Cashing in on idle tech assets could help close campus budget gaps

The patent was developed at New York University and licensed exclusively to Centocor, which makes a medicine called Remicade that competes with Numira. The jury was out for five hours before returning the verdict, which specified $1.17 billion for lost profits and $504 million as a reasonable royalty.

Earlier in patent history, the second-highest patent verdict was a $1.5 billion award that Alcatel-Lucent won against Microsoft, but that was later overturned. The third largest patent award, and still the largest ever enforced, was a $910 million judgment for Polaroid in 1986, a suit that ultimately wiped out Kodak’s full line of instant camera products. Some report that this award was actually $925 million, the full amount of the settlement in 1991 that finally ended the litigation.

These landmark cases suggest it certainly would pay licensors, be they universities, corporations, or other owners of dormant U.S. patents, to look where they have not looked before for the money it takes to fulfill their organization’s mission or beef up the bottom line.

Two types of licensing

Licensing comes in two varieties: “carrot” and “stick.” A “carrot license” is a license taken voluntarily by a licensee that is not yet using the patented technology and is under no compulsion to license it. A value proposition in “carrot” licensing is, “License our patent(s) because our patented technology is better and you can make more money with it.”
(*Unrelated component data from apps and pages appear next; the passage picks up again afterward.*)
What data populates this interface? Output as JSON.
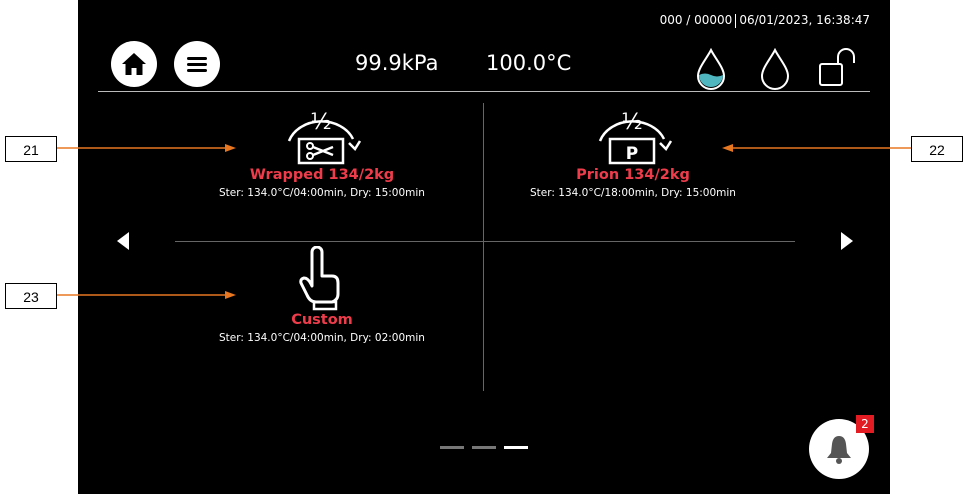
{
  "status": {
    "counter": "000 / 00000",
    "datetime": "06/01/2023, 16:38:47"
  },
  "header": {
    "pressure": "99.9kPa",
    "temperature": "100.0°C"
  },
  "programs": [
    {
      "name": "Wrapped 134/2kg",
      "detail": "Ster: 134.0°C/04:00min, Dry: 15:00min",
      "icon": "half-scissors-icon"
    },
    {
      "name": "Prion 134/2kg",
      "detail": "Ster: 134.0°C/18:00min, Dry: 15:00min",
      "icon": "half-prion-icon"
    },
    {
      "name": "Custom",
      "detail": "Ster: 134.0°C/04:00min, Dry: 02:00min",
      "icon": "hand-pointer-icon"
    }
  ],
  "icon_half_label": "½",
  "icon_p_label": "P",
  "pager": {
    "pages": 3,
    "active": 3
  },
  "notifications": {
    "count": "2"
  },
  "callouts": [
    "21",
    "22",
    "23"
  ],
  "colors": {
    "accent": "#ee3c4b",
    "water": "#4fb6c0",
    "badge": "#e31b23",
    "callout_line": "#e87722"
  }
}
Carrot licensees tend to be exclusive, as the licensor wants to be assured of exclusivity before investing in developing the patent technology. A “stick license,” on the other hand, is an exercise in assertive licensing that is appropriate when the patented technology is already in use by an infringer of the patent.

In this case, the value proposition is, “License our patent(s), or we’ll see you in court.” Stick licenses are usually non-exclusive. A non-exclusive license is, in essence, a covenant not to sue, and is usually taken to avoid (or settle) litigation.

Unfortunately, litigation cannot always be avoided. If the infringer refuses to take a license, assertive licensing turns into patent enforcement, i.e., patent infringement litigation.

In reality, every “carrot” license is a “stick” license in disguise—if not for the unspoken threat of litigation, who would ever license a patent, which, at the end of the day, is nothing more than a right to sue for infringement?

Technology transfer managers typically do carrot licensing. They promote and market the university’s patent portfolio to industry and find businesses to commercialize some of those patents. There are technology transfer managers and technology transfer departments that generate tens of millions of dollars—even hundreds of millions of dollars—a year in revenue that is essentially found money for the school.

The result of ignoring patents

Few universities get as aggressive as New York University, the University of California, the University of Colorado, Cornell, or Stanford and actually pursue patent infringers. Neglecting stick licensing, however, has two problems.

First, it results in a loss of potential royalty and damages revenues from infringed patents, which, as we have seen, could amount to hundreds of millions of dollars.

Second, it undermines carrot licensing of both infringed and non-infringed patents. If an industry perceives a lax attitude on the part a university in enforcing its patents, it will think it can infringe with impunity. Under these circumstances, taking a license would be tantamount to a charitable gift, which few in this economic climate are inclined to do.